*Exercise objective*:
Nothing but the pictures should be left out when you copy the records exactly.

* * * * * * * * *

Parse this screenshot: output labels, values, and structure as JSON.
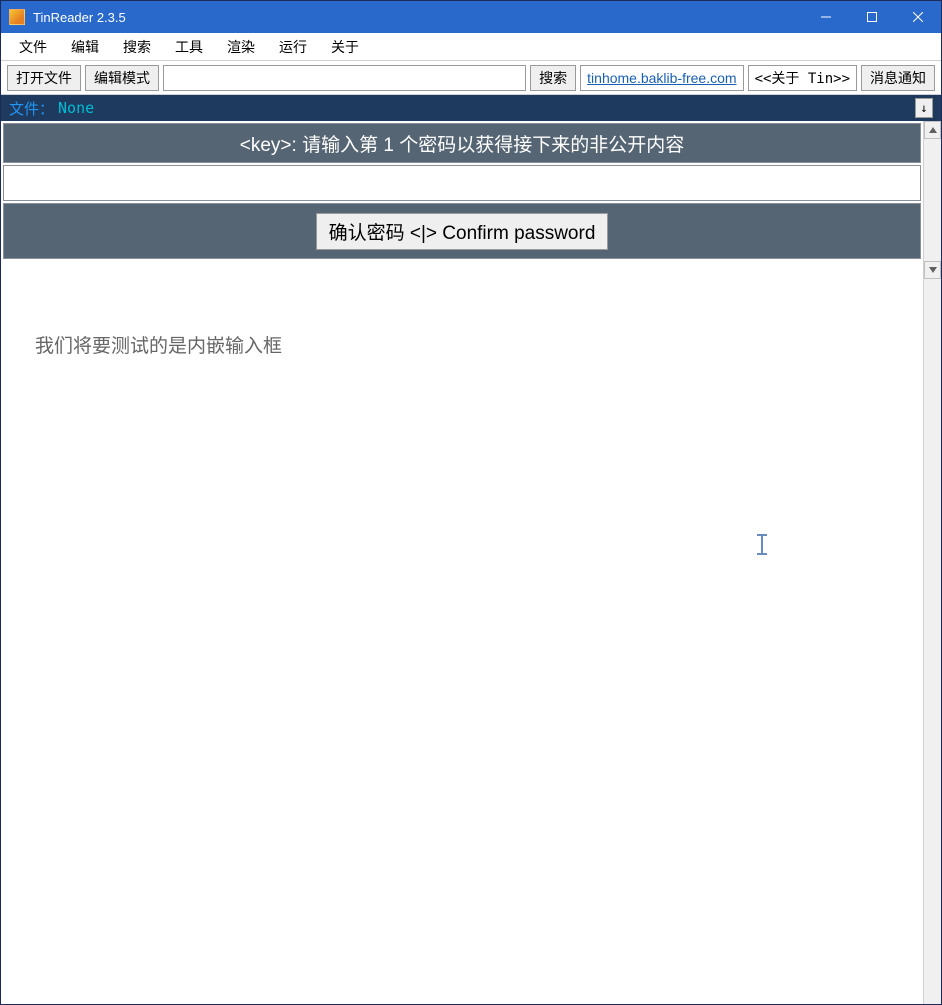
{
  "window": {
    "title": "TinReader 2.3.5"
  },
  "menu": {
    "items": [
      "文件",
      "编辑",
      "搜索",
      "工具",
      "渲染",
      "运行",
      "关于"
    ]
  },
  "toolbar": {
    "open_file": "打开文件",
    "edit_mode": "编辑模式",
    "search_value": "",
    "search_button": "搜索",
    "home_link": "tinhome.baklib-free.com",
    "about_tin": "<<关于 Tin>>",
    "notifications": "消息通知"
  },
  "filebar": {
    "label": "文件：",
    "name": "None",
    "arrow": "↓"
  },
  "prompt": {
    "key_banner": "<key>: 请输入第 1 个密码以获得接下来的非公开内容",
    "confirm_button": "确认密码 <|> Confirm password"
  },
  "body": {
    "paragraph": "我们将要测试的是内嵌输入框"
  }
}
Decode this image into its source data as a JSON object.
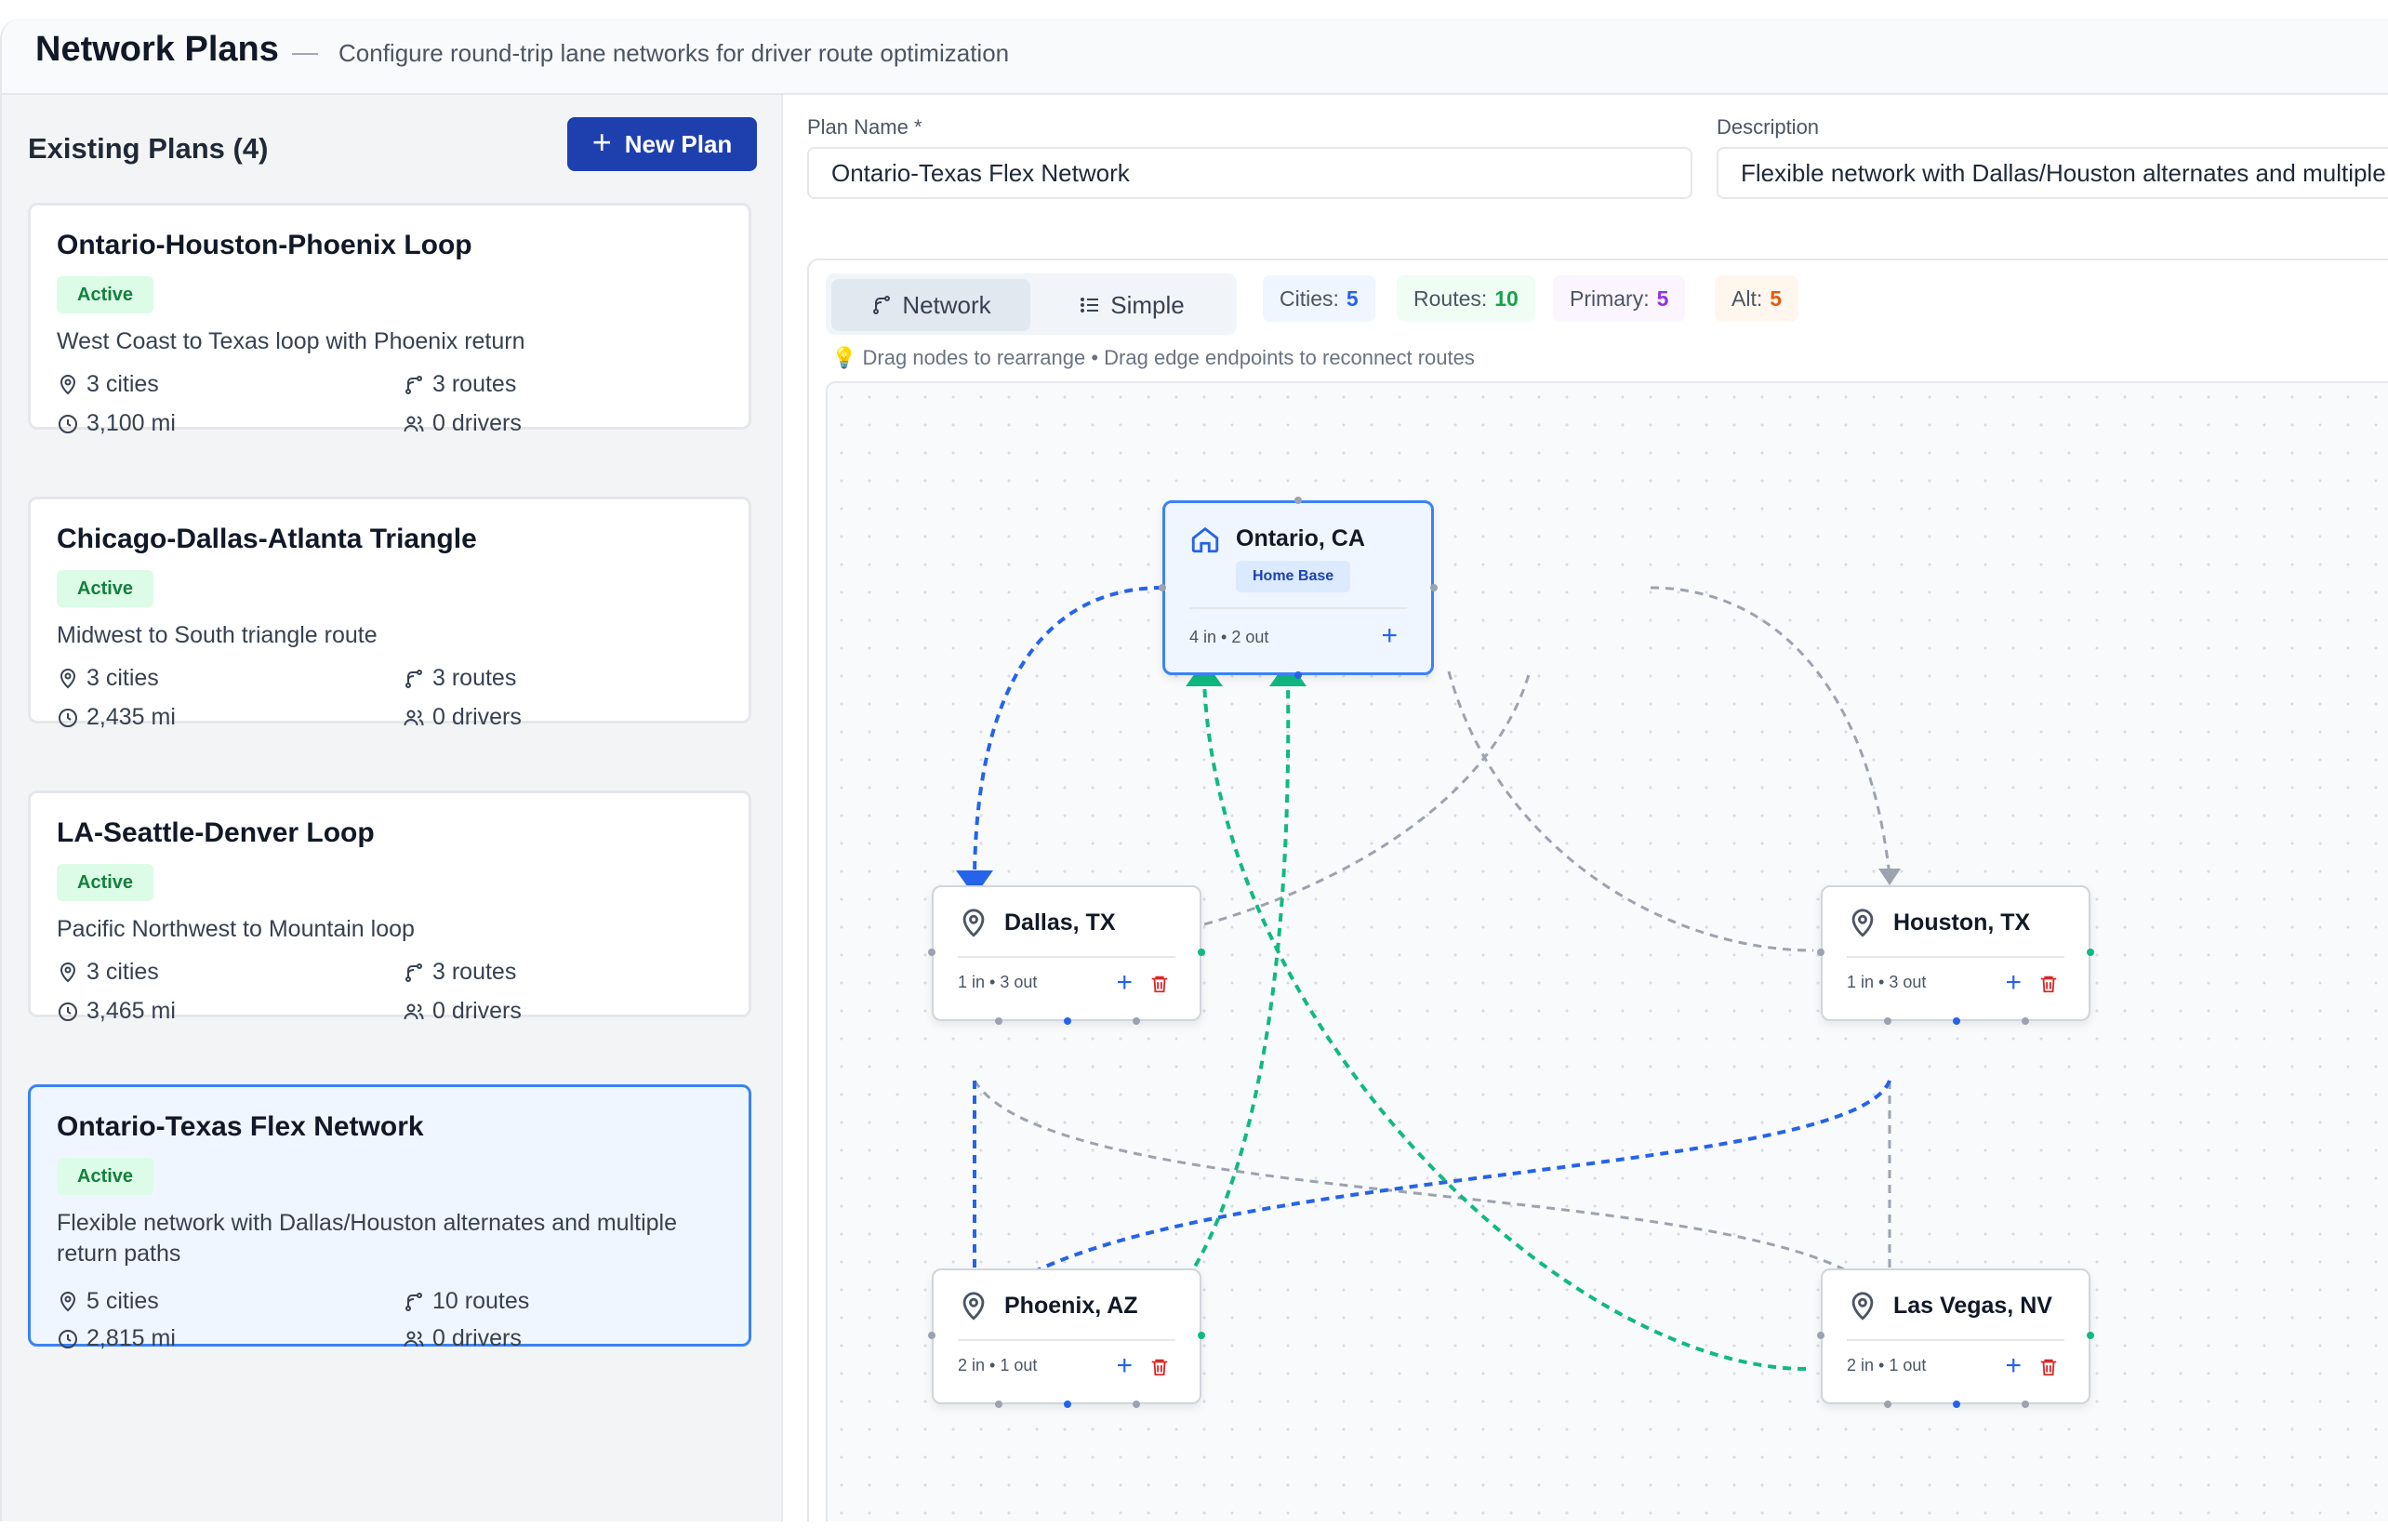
{
  "header": {
    "title": "Network Plans",
    "separator": "—",
    "subtitle": "Configure round-trip lane networks for driver route optimization"
  },
  "sidebar": {
    "heading": "Existing Plans (4)",
    "new_plan_label": "New Plan",
    "plans": [
      {
        "name": "Ontario-Houston-Phoenix Loop",
        "status": "Active",
        "description": "West Coast to Texas loop with Phoenix return",
        "cities": "3 cities",
        "routes": "3 routes",
        "miles": "3,100 mi",
        "drivers": "0 drivers",
        "selected": false
      },
      {
        "name": "Chicago-Dallas-Atlanta Triangle",
        "status": "Active",
        "description": "Midwest to South triangle route",
        "cities": "3 cities",
        "routes": "3 routes",
        "miles": "2,435 mi",
        "drivers": "0 drivers",
        "selected": false
      },
      {
        "name": "LA-Seattle-Denver Loop",
        "status": "Active",
        "description": "Pacific Northwest to Mountain loop",
        "cities": "3 cities",
        "routes": "3 routes",
        "miles": "3,465 mi",
        "drivers": "0 drivers",
        "selected": false
      },
      {
        "name": "Ontario-Texas Flex Network",
        "status": "Active",
        "description": "Flexible network with Dallas/Houston alternates and multiple return paths",
        "cities": "5 cities",
        "routes": "10 routes",
        "miles": "2,815 mi",
        "drivers": "0 drivers",
        "selected": true
      }
    ]
  },
  "form": {
    "plan_name_label": "Plan Name *",
    "plan_name_value": "Ontario-Texas Flex Network",
    "description_label": "Description",
    "description_value": "Flexible network with Dallas/Houston alternates and multiple return paths"
  },
  "view_toggle": {
    "network_label": "Network",
    "simple_label": "Simple",
    "active": "Network"
  },
  "stats": {
    "cities_label": "Cities:",
    "cities_value": "5",
    "routes_label": "Routes:",
    "routes_value": "10",
    "primary_label": "Primary:",
    "primary_value": "5",
    "alt_label": "Alt:",
    "alt_value": "5"
  },
  "hint": "Drag nodes to rearrange • Drag edge endpoints to reconnect routes",
  "nodes": {
    "ontario": {
      "name": "Ontario, CA",
      "badge": "Home Base",
      "stats": "4 in • 2 out",
      "icon": "home-icon"
    },
    "dallas": {
      "name": "Dallas, TX",
      "stats": "1 in • 3 out",
      "icon": "map-pin-icon"
    },
    "houston": {
      "name": "Houston, TX",
      "stats": "1 in • 3 out",
      "icon": "map-pin-icon"
    },
    "phoenix": {
      "name": "Phoenix, AZ",
      "stats": "2 in • 1 out",
      "icon": "map-pin-icon"
    },
    "lasvegas": {
      "name": "Las Vegas, NV",
      "stats": "2 in • 1 out",
      "icon": "map-pin-icon"
    }
  },
  "colors": {
    "primary_blue": "#2563eb",
    "return_green": "#10b981",
    "alternate_gray": "#9ca3af",
    "active_badge": "#15803d",
    "new_plan_button": "#1e40af",
    "delete_red": "#dc2626"
  }
}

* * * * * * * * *

*Solution to this exercise*:
Parse this screenshot: output labels, values, and structure as JSON.
{
  "window": {
    "title": "TinReader 2.3.5"
  },
  "menu": {
    "items": [
      "文件",
      "编辑",
      "搜索",
      "工具",
      "渲染",
      "运行",
      "关于"
    ]
  },
  "toolbar": {
    "open_file": "打开文件",
    "edit_mode": "编辑模式",
    "search_value": "",
    "search_button": "搜索",
    "home_link": "tinhome.baklib-free.com",
    "about_tin": "<<关于 Tin>>",
    "notifications": "消息通知"
  },
  "filebar": {
    "label": "文件：",
    "name": "None",
    "arrow": "↓"
  },
  "prompt": {
    "key_banner": "<key>: 请输入第 1 个密码以获得接下来的非公开内容",
    "confirm_button": "确认密码 <|> Confirm password"
  },
  "body": {
    "paragraph": "我们将要测试的是内嵌输入框"
  }
}
Decode this image into its source data as a JSON object.
{
  "header": {
    "title": "Network Plans",
    "separator": "—",
    "subtitle": "Configure round-trip lane networks for driver route optimization"
  },
  "sidebar": {
    "heading": "Existing Plans (4)",
    "new_plan_label": "New Plan",
    "plans": [
      {
        "name": "Ontario-Houston-Phoenix Loop",
        "status": "Active",
        "description": "West Coast to Texas loop with Phoenix return",
        "cities": "3 cities",
        "routes": "3 routes",
        "miles": "3,100 mi",
        "drivers": "0 drivers",
        "selected": false
      },
      {
        "name": "Chicago-Dallas-Atlanta Triangle",
        "status": "Active",
        "description": "Midwest to South triangle route",
        "cities": "3 cities",
        "routes": "3 routes",
        "miles": "2,435 mi",
        "drivers": "0 drivers",
        "selected": false
      },
      {
        "name": "LA-Seattle-Denver Loop",
        "status": "Active",
        "description": "Pacific Northwest to Mountain loop",
        "cities": "3 cities",
        "routes": "3 routes",
        "miles": "3,465 mi",
        "drivers": "0 drivers",
        "selected": false
      },
      {
        "name": "Ontario-Texas Flex Network",
        "status": "Active",
        "description": "Flexible network with Dallas/Houston alternates and multiple return paths",
        "cities": "5 cities",
        "routes": "10 routes",
        "miles": "2,815 mi",
        "drivers": "0 drivers",
        "selected": true
      }
    ]
  },
  "form": {
    "plan_name_label": "Plan Name *",
    "plan_name_value": "Ontario-Texas Flex Network",
    "description_label": "Description",
    "description_value": "Flexible network with Dallas/Houston alternates and multiple return paths"
  },
  "view_toggle": {
    "network_label": "Network",
    "simple_label": "Simple",
    "active": "Network"
  },
  "stats": {
    "cities_label": "Cities:",
    "cities_value": "5",
    "routes_label": "Routes:",
    "routes_value": "10",
    "primary_label": "Primary:",
    "primary_value": "5",
    "alt_label": "Alt:",
    "alt_value": "5"
  },
  "hint": "Drag nodes to rearrange • Drag edge endpoints to reconnect routes",
  "nodes": {
    "ontario": {
      "name": "Ontario, CA",
      "badge": "Home Base",
      "stats": "4 in • 2 out",
      "icon": "home-icon"
    },
    "dallas": {
      "name": "Dallas, TX",
      "stats": "1 in • 3 out",
      "icon": "map-pin-icon"
    },
    "houston": {
      "name": "Houston, TX",
      "stats": "1 in • 3 out",
      "icon": "map-pin-icon"
    },
    "phoenix": {
      "name": "Phoenix, AZ",
      "stats": "2 in • 1 out",
      "icon": "map-pin-icon"
    },
    "lasvegas": {
      "name": "Las Vegas, NV",
      "stats": "2 in • 1 out",
      "icon": "map-pin-icon"
    }
  },
  "colors": {
    "primary_blue": "#2563eb",
    "return_green": "#10b981",
    "alternate_gray": "#9ca3af",
    "active_badge": "#15803d",
    "new_plan_button": "#1e40af",
    "delete_red": "#dc2626"
  }
}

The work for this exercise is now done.